|Topics:||High income earners, Capital growth drivers, Supply and demand|
|Date:||11th May 2015|
Hands up if you've ever heard an industry expert recommend buying in suburbs where there are high income earners? Would you like to be smarter than an industry expert?
I've heard quite a few commentators in property investment circles suggest that buying in a suburb with high income earners will produce better capital growth. Some commentators get a little tricky with it and suggest locations where the income compared to the mortgage is high. This is often labelled "affordability".
Over the years I've analysed very carefully what really works to drive prices up because when I invest my own funds I can't afford for it to fail. However, some commentators are only interested in sounding smart to sell their business. So a lot of advice I hear is pretty ordinary.

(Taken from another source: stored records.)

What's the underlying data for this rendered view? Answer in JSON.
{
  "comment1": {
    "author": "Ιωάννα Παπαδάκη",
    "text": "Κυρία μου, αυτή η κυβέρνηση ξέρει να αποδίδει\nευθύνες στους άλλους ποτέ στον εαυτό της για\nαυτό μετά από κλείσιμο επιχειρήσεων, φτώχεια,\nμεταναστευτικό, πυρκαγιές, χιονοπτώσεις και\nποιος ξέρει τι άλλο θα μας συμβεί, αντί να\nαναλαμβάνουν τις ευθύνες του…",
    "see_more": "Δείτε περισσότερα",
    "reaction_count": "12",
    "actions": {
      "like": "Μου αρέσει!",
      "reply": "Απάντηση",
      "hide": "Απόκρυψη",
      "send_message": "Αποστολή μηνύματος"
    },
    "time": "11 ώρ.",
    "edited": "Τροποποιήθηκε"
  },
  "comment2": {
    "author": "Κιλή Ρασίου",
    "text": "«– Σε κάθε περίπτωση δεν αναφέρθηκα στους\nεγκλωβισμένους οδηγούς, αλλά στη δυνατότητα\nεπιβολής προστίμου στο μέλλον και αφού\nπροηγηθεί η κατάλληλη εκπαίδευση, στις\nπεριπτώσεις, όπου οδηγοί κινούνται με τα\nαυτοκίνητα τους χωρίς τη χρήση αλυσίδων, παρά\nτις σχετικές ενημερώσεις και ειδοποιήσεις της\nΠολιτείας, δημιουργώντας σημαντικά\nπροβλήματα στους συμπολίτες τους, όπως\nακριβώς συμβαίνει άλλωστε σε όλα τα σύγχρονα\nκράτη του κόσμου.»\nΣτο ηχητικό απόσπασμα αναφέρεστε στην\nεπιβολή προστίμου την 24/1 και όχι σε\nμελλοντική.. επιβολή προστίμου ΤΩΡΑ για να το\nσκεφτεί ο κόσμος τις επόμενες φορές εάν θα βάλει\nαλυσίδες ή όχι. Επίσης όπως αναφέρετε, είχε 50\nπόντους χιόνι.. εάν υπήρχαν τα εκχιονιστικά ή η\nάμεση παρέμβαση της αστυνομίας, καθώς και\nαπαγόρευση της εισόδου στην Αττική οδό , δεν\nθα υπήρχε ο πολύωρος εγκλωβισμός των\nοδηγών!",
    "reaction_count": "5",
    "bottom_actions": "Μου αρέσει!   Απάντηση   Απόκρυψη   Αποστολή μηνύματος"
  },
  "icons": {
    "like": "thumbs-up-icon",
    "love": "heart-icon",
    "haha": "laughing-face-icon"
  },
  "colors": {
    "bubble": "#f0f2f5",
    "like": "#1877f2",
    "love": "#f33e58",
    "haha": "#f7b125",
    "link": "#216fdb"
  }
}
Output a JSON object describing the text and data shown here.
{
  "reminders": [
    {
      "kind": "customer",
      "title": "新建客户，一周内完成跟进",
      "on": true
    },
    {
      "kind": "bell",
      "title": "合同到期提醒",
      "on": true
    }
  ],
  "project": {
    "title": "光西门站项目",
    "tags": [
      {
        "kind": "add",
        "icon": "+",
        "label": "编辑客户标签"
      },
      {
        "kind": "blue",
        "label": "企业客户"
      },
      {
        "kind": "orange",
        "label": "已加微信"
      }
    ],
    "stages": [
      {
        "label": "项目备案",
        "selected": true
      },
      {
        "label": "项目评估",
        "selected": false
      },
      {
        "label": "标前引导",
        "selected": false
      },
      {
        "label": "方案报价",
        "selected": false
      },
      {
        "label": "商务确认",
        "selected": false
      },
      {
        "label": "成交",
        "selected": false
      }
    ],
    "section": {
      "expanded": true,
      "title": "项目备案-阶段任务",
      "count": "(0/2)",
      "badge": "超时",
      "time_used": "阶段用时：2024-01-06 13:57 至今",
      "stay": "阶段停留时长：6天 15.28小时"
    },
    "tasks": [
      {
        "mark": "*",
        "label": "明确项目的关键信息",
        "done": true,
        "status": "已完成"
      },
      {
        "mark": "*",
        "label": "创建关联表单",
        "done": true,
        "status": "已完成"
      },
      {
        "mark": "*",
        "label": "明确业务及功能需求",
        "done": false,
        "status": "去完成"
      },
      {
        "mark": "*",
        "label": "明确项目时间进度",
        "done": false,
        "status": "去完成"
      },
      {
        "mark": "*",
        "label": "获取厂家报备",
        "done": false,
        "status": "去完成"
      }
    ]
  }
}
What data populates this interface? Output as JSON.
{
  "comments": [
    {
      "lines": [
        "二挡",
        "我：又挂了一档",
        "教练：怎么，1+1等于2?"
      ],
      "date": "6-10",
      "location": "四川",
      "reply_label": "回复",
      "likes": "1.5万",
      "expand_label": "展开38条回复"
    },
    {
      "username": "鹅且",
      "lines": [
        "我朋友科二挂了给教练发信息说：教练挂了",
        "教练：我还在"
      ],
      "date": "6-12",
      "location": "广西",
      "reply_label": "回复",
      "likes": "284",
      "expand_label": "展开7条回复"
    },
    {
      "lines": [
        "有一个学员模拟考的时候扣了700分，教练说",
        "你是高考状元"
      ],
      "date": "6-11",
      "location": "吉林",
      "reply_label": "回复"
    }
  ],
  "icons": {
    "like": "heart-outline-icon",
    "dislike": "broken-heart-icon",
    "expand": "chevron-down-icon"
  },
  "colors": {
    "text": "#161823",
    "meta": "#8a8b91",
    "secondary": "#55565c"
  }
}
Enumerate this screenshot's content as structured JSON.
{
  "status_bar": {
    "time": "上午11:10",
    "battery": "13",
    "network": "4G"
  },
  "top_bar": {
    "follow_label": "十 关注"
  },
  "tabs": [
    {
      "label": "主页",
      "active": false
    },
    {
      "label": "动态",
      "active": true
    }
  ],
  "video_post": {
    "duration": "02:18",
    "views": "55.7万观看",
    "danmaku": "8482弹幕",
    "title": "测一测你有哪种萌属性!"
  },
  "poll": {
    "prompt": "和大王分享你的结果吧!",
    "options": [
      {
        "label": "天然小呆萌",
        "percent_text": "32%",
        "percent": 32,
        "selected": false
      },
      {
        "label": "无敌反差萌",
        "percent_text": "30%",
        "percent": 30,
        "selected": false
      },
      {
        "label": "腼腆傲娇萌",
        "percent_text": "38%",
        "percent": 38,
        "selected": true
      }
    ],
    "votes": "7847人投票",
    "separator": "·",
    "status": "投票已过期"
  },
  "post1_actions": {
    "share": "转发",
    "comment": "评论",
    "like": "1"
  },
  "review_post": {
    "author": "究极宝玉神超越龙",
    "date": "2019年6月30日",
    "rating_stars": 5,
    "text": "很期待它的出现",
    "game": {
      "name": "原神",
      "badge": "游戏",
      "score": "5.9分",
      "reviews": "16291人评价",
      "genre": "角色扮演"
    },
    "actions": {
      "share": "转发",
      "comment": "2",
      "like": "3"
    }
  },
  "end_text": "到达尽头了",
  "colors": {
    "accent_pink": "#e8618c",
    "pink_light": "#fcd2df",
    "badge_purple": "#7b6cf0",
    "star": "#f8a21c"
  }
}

Some industry experts aren't much smarter than a novice investor when it comes to understanding the drivers of capital growth. Many ideas like the high income earner suburb sound good in theory but fail in practise. A little extra thought is all that's needed to see why.
The promise of the "high income earner suburb" is a higher ceiling on prices. With greater financial power, there is less stopping a buyer from paying more.
The problem with this theory is it assumes buyers with more money are more stupid when it comes to paying fair value. Just because they have more money, doesn't mean they must spend more.
Prices will rise when demand exceeds supply. Low income earners who can't afford to buy don't affect demand. If there is demand to buy in a suburb, then those "demanders" already have the financial capacity to buy, so the point of income becomes relatively benign.
The most obvious flaw in the concept to me is that high income earners of a suburb already live in that suburb. So why are they buying?
Not every buyer in a suburb already lives in the suburb. Only those about to buy in the suburb will drive up prices. We want to know what their income is. Yet they may not be residents of the suburb in question.
Every 5 years the Australian Bureau of Statistics (ABS) conducts a nationwide census. Questions in the census ask details about the house-holders' income.
Some respondents may exaggerate the figure; others may reduce it; some may not know and guess. Some even think they can trick the Australian Tax Office with their answer. And many people don't even fill in the census. The point is these figures are only rough.
Consider a suburb in which high income earners can easily afford properties. Why do they still live there? Why not upgrade to somewhere nicer - somewhere more in line with the income they earn?
If the suburb is on the top of the food chain like Peppermint Grove in WA or Toorak in Melbourne, then there is nowhere else to go. But for the vast majority of high income earners, there is a step up.
So identifying a suburb with a large number of high income earners may actually be an indicator of a future vacancy issue rather than future price growth.
A suburb with high income earners will have some influence on values. But not in the way most people think.
If affordability is not an issue, then updating the kitchen; putting a pool in the backyard; building a deck out the back or repainting comes down to lifestyle choice. Since the decision is not purely an economic consideration, the state of properties in high income earning suburbs is usually more impressive. Investors would consider this a case of over-capitalisation.
But even this doesn't directly affect prices. Renovating a property will improve its value, true. However, for the increased value to influence prices for the suburb, the renovated property needs to sell or at least go on the market.
Now ask yourself why someone would make all these lifestyle renovation choices and then move out.
Admittedly, someone will eventually want to move out of their nicely renovated home. At the time their property goes on the market, it will affect prices. So there is some influence, but it's not a game-changer.
High income earning suburbs do have some influence on prices. However, if you're truly looking for capital growth potential, don't be lured into such a relatively insignificant statistic. And certainly don't look at one statistic in isolation.
The Demand to Supply Ratio that is freely available at DSRdata.com.au considers 8 statistics - each one is a better indicator of future capital growth than "income to mortgage cost". The DSR has beaten many experts in the property investment industry. And now you're better informed, you can too.